One of the interesting things about the area where Castle Park is located is that it is along one side of a mysterious phenomenon known as the Lake Michigan Triangle. This Triangle's three points hit Manitowoc in Wisconsin, Ludington, Michigan across from that city and south to Benton Harbor, Michigan. Nearly 40 aircraft have just disappeared over this region. One of those was Northwest Flight 2501, which left New York in June of 1950 heading to Minneapolis and disappeared near Benton Harbor. Extensive searches turned up nothing. Not one piece of wreckage. A Soviet trainer jet disappeared during an air show near the triangle. People have evaporated into thin air as well. In April of 1937, the freighter O.M. McFarland was sailing towards Port Washington in Wisconsin with Captain George Donnor at the helm. He decided to retire to his cabin for bit. The ship soon passed through the Lake Michigan Triangle. The Captain had not returned from his nap by 6pm, so a crew member went to wake him. There was no answer to his repeated knocks. He tried the door handle and found it to be locked. Fearing that the Captain might be in distress, he got other crew members and they busted open the door. The Captain was not in his cabin. He was nowhere to be found on the ship. He had just disappeared. There are also numerous UFO sightings over the Triangle. So many in fact, that the FAA created a special lake reporting service to keep track of them all.

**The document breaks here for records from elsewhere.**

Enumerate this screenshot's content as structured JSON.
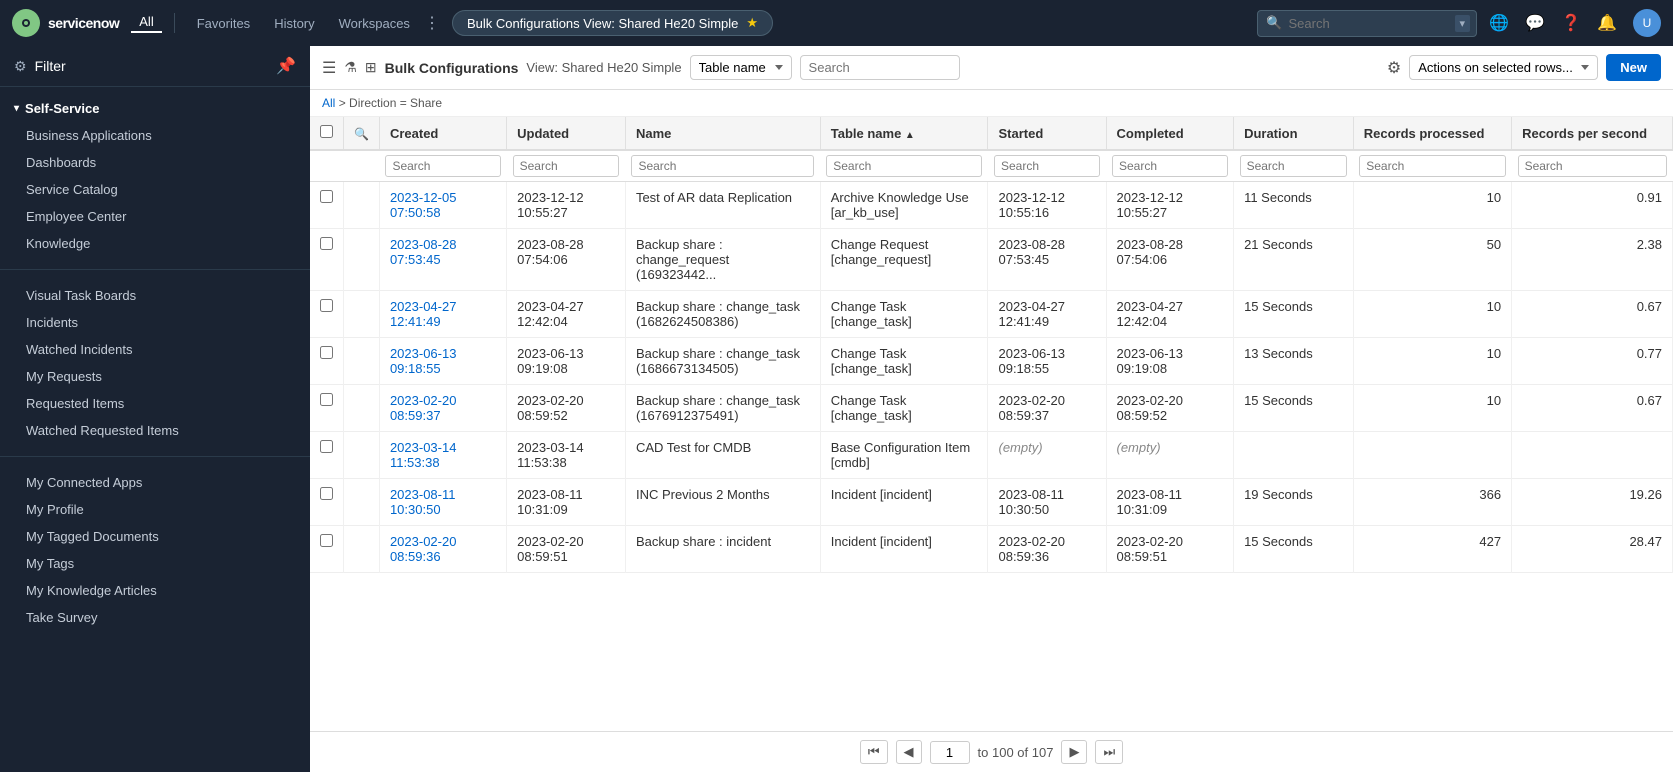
{
  "topNav": {
    "logoText": "servicenow",
    "allLabel": "All",
    "favorites": "Favorites",
    "history": "History",
    "workspaces": "Workspaces",
    "centerTitle": "Bulk Configurations View: Shared He20 Simple",
    "searchPlaceholder": "Search"
  },
  "sidebar": {
    "filterLabel": "Filter",
    "sections": [
      {
        "name": "Self-Service",
        "expanded": true,
        "items": [
          "Business Applications",
          "Dashboards",
          "Service Catalog",
          "Employee Center",
          "Knowledge"
        ]
      },
      {
        "name": "",
        "expanded": true,
        "items": [
          "Visual Task Boards",
          "Incidents",
          "Watched Incidents",
          "My Requests",
          "Requested Items",
          "Watched Requested Items"
        ]
      },
      {
        "name": "",
        "expanded": true,
        "items": [
          "My Connected Apps",
          "My Profile",
          "My Tagged Documents",
          "My Tags",
          "My Knowledge Articles",
          "Take Survey"
        ]
      }
    ]
  },
  "toolbar": {
    "title": "Bulk Configurations",
    "viewLabel": "View: Shared He20 Simple",
    "tableNamePlaceholder": "Table name",
    "searchPlaceholder": "Search",
    "actionsLabel": "Actions on selected rows...",
    "newButton": "New"
  },
  "breadcrumb": {
    "allLabel": "All",
    "separator": ">",
    "filter": "Direction = Share"
  },
  "table": {
    "columns": [
      "",
      "",
      "Created",
      "Updated",
      "Name",
      "Table name",
      "Started",
      "Completed",
      "Duration",
      "Records processed",
      "Records per second"
    ],
    "rows": [
      {
        "created": "2023-12-05 07:50:58",
        "updated": "2023-12-12 10:55:27",
        "name": "Test of AR data Replication",
        "tableName": "Archive Knowledge Use [ar_kb_use]",
        "started": "2023-12-12 10:55:16",
        "completed": "2023-12-12 10:55:27",
        "duration": "11 Seconds",
        "recordsProcessed": "10",
        "recordsPerSecond": "0.91"
      },
      {
        "created": "2023-08-28 07:53:45",
        "updated": "2023-08-28 07:54:06",
        "name": "Backup share : change_request (169323442...",
        "tableName": "Change Request [change_request]",
        "started": "2023-08-28 07:53:45",
        "completed": "2023-08-28 07:54:06",
        "duration": "21 Seconds",
        "recordsProcessed": "50",
        "recordsPerSecond": "2.38"
      },
      {
        "created": "2023-04-27 12:41:49",
        "updated": "2023-04-27 12:42:04",
        "name": "Backup share : change_task (1682624508386)",
        "tableName": "Change Task [change_task]",
        "started": "2023-04-27 12:41:49",
        "completed": "2023-04-27 12:42:04",
        "duration": "15 Seconds",
        "recordsProcessed": "10",
        "recordsPerSecond": "0.67"
      },
      {
        "created": "2023-06-13 09:18:55",
        "updated": "2023-06-13 09:19:08",
        "name": "Backup share : change_task (1686673134505)",
        "tableName": "Change Task [change_task]",
        "started": "2023-06-13 09:18:55",
        "completed": "2023-06-13 09:19:08",
        "duration": "13 Seconds",
        "recordsProcessed": "10",
        "recordsPerSecond": "0.77"
      },
      {
        "created": "2023-02-20 08:59:37",
        "updated": "2023-02-20 08:59:52",
        "name": "Backup share : change_task (1676912375491)",
        "tableName": "Change Task [change_task]",
        "started": "2023-02-20 08:59:37",
        "completed": "2023-02-20 08:59:52",
        "duration": "15 Seconds",
        "recordsProcessed": "10",
        "recordsPerSecond": "0.67"
      },
      {
        "created": "2023-03-14 11:53:38",
        "updated": "2023-03-14 11:53:38",
        "name": "CAD Test for CMDB",
        "tableName": "Base Configuration Item [cmdb]",
        "started": "(empty)",
        "completed": "(empty)",
        "duration": "",
        "recordsProcessed": "",
        "recordsPerSecond": ""
      },
      {
        "created": "2023-08-11 10:30:50",
        "updated": "2023-08-11 10:31:09",
        "name": "INC Previous 2 Months",
        "tableName": "Incident [incident]",
        "started": "2023-08-11 10:30:50",
        "completed": "2023-08-11 10:31:09",
        "duration": "19 Seconds",
        "recordsProcessed": "366",
        "recordsPerSecond": "19.26"
      },
      {
        "created": "2023-02-20 08:59:36",
        "updated": "2023-02-20 08:59:51",
        "name": "Backup share : incident",
        "tableName": "Incident [incident]",
        "started": "2023-02-20 08:59:36",
        "completed": "2023-02-20 08:59:51",
        "duration": "15 Seconds",
        "recordsProcessed": "427",
        "recordsPerSecond": "28.47"
      }
    ]
  },
  "pagination": {
    "currentPage": "1",
    "pageSize": "100",
    "total": "107",
    "pageInfo": "to 100 of 107"
  }
}
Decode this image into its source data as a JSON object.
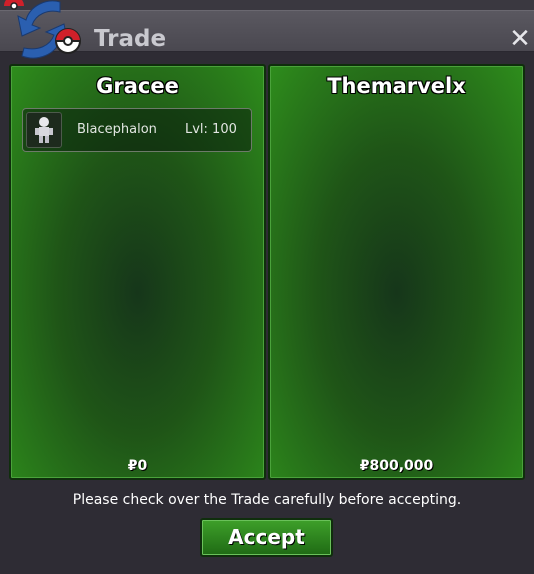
{
  "window": {
    "title": "Trade",
    "close_icon": "close-icon"
  },
  "colors": {
    "panel_green": "#2e8d1c",
    "button_green": "#3ea02a",
    "titlebar": "#4a4850"
  },
  "left_panel": {
    "player": "Gracee",
    "items": [
      {
        "name": "Blacephalon",
        "level": "Lvl: 100"
      }
    ],
    "money": "₽0"
  },
  "right_panel": {
    "player": "Themarvelx",
    "money": "₽800,000"
  },
  "footer": {
    "notice": "Please check over the Trade carefully before accepting.",
    "accept_label": "Accept"
  }
}
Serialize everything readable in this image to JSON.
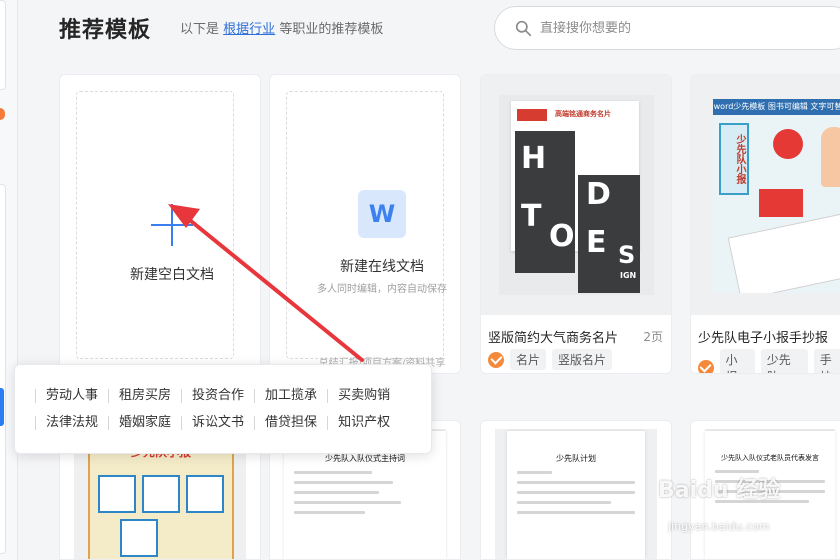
{
  "header": {
    "title": "推荐模板",
    "subtitle_prefix": "以下是",
    "subtitle_link": "根据行业",
    "subtitle_suffix": "等职业的推荐模板"
  },
  "search": {
    "placeholder": "直接搜你想要的",
    "icon": "search-icon"
  },
  "cards": {
    "new_blank": {
      "label": "新建空白文档"
    },
    "new_online": {
      "label": "新建在线文档",
      "desc": "多人同时编辑，内容自动保存",
      "foot": "总结汇报/项目方案/资料共享",
      "icon_letter": "W"
    },
    "business_card": {
      "name": "竖版简约大气商务名片",
      "pages": "2页",
      "tags": [
        "名片",
        "竖版名片"
      ],
      "thumb_header": "高端铭通商务名片",
      "thumb_letters": [
        "H",
        "T",
        "O",
        "D",
        "E",
        "S"
      ],
      "thumb_sign": "IGN"
    },
    "poster": {
      "name": "少先队电子小报手抄报",
      "tags": [
        "小报",
        "少先队",
        "手抄"
      ],
      "thumb_band": "word少先模板 图书可编辑 文字可替换",
      "thumb_col": "少先队小报"
    }
  },
  "popup": {
    "row1": [
      "劳动人事",
      "租房买房",
      "投资合作",
      "加工揽承",
      "买卖购销"
    ],
    "row2": [
      "法律法规",
      "婚姻家庭",
      "诉讼文书",
      "借贷担保",
      "知识产权"
    ]
  },
  "bottom": {
    "poster_title": "少先队小报",
    "doc1_title": "少先队入队仪式主持词",
    "doc2_title": "少先队计划",
    "doc3_title": "少先队入队仪式老队员代表发言"
  },
  "watermark": {
    "brand": "Baidu 经验",
    "url": "jingyan.baidu.com"
  },
  "colors": {
    "accent": "#3a7ef0",
    "arrow": "#e8373c",
    "tag_icon": "#f58a3c"
  }
}
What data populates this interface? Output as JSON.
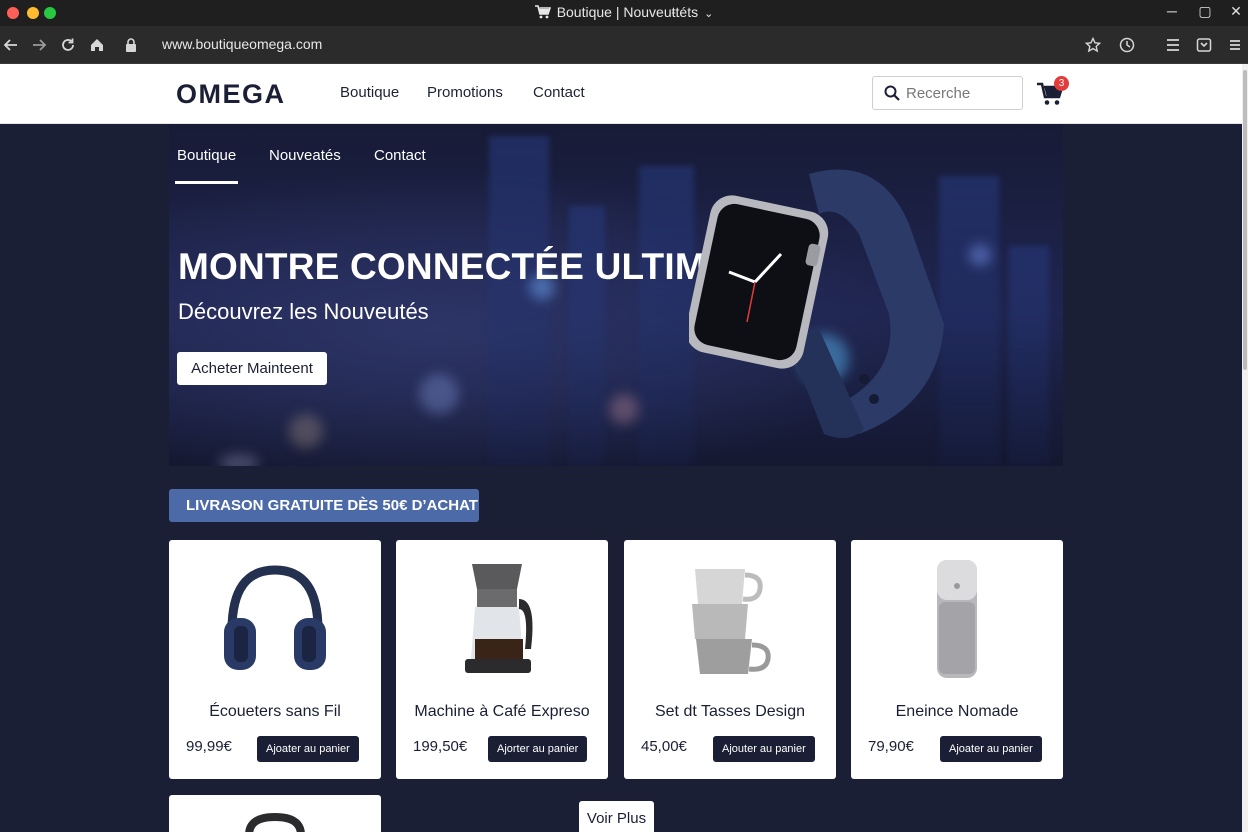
{
  "window": {
    "title": "Boutique | Nouveuŧtéts",
    "url": "www.boutiqueomega.com"
  },
  "header": {
    "logo": "OMEGA",
    "nav": [
      "Boutique",
      "Promotions",
      "Contact"
    ],
    "search_placeholder": "Recerche",
    "cart_count": "3"
  },
  "hero": {
    "tabs": [
      "Boutique",
      "Nouveatés",
      "Contact"
    ],
    "active_tab": "Boutique",
    "title": "MONTRE CONNECTÉE ULTIME",
    "subtitle": "Découvrez les Nouveutés",
    "cta": "Acheter Mainteent"
  },
  "banner": {
    "text": "LIVRASON GRATUITE DÈS 50€ D’ACHAT"
  },
  "products": [
    {
      "name": "Écoueters sans Fil",
      "price": "99,99€",
      "button": "Ajoater au panier",
      "icon": "headphones-icon"
    },
    {
      "name": "Machine à Café Expreso",
      "price": "199,50€",
      "button": "Ajorter au panier",
      "icon": "coffee-machine-icon"
    },
    {
      "name": "Set dt Tasses Design",
      "price": "45,00€",
      "button": "Ajouter au panier",
      "icon": "cups-icon"
    },
    {
      "name": "Eneince Nomade",
      "price": "79,90€",
      "button": "Ajoater au panier",
      "icon": "speaker-icon"
    }
  ],
  "more_button": "Voir Plus",
  "colors": {
    "background": "#1b1f35",
    "banner": "#4d6aa8",
    "button_dark": "#1b1f35",
    "badge": "#e23b3b"
  }
}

A little further north is the city of Muskegon and there is an African American legend told here about a Hoodoo Man. A family discovered that their woodpile had been raided in the middle of the night. As if that was not bad enough, whomever the thief was, he had relieved his bowels all over the spot where the woodpile had been. A nice little calling card, if you will. The family was irate and they called out a local Hoodoo man to help them catch the culprit. He arrived with a long nail and he stick the pointed end into the fecal matter. He then drove the nail into a nearby tree. He informed the family that they would soon know who the thief was because his intestines would be completely backed up and would remain so until the nail was removed from the tree. After a couple days, a local hospital had a man show up who was complaining of the worst constipation he had ever had and it was only getting worse. He was given a room. The family was satisfied that they had found their robber and that he had been punished enough, so they went to pull the nail from the tree. The problem was, someone had cut down the tree and dragged it off, and so it was impossible for the family to pull the nail from the tree. The wood-napper died a very painful death.
There are many legends in Michigan just as there are in every state in America. Is there something weird going on around and in Lake Michigan? Is Castle Park on the western shores of Michigan haunted? Is the German Castle haunted? That is for you to decide!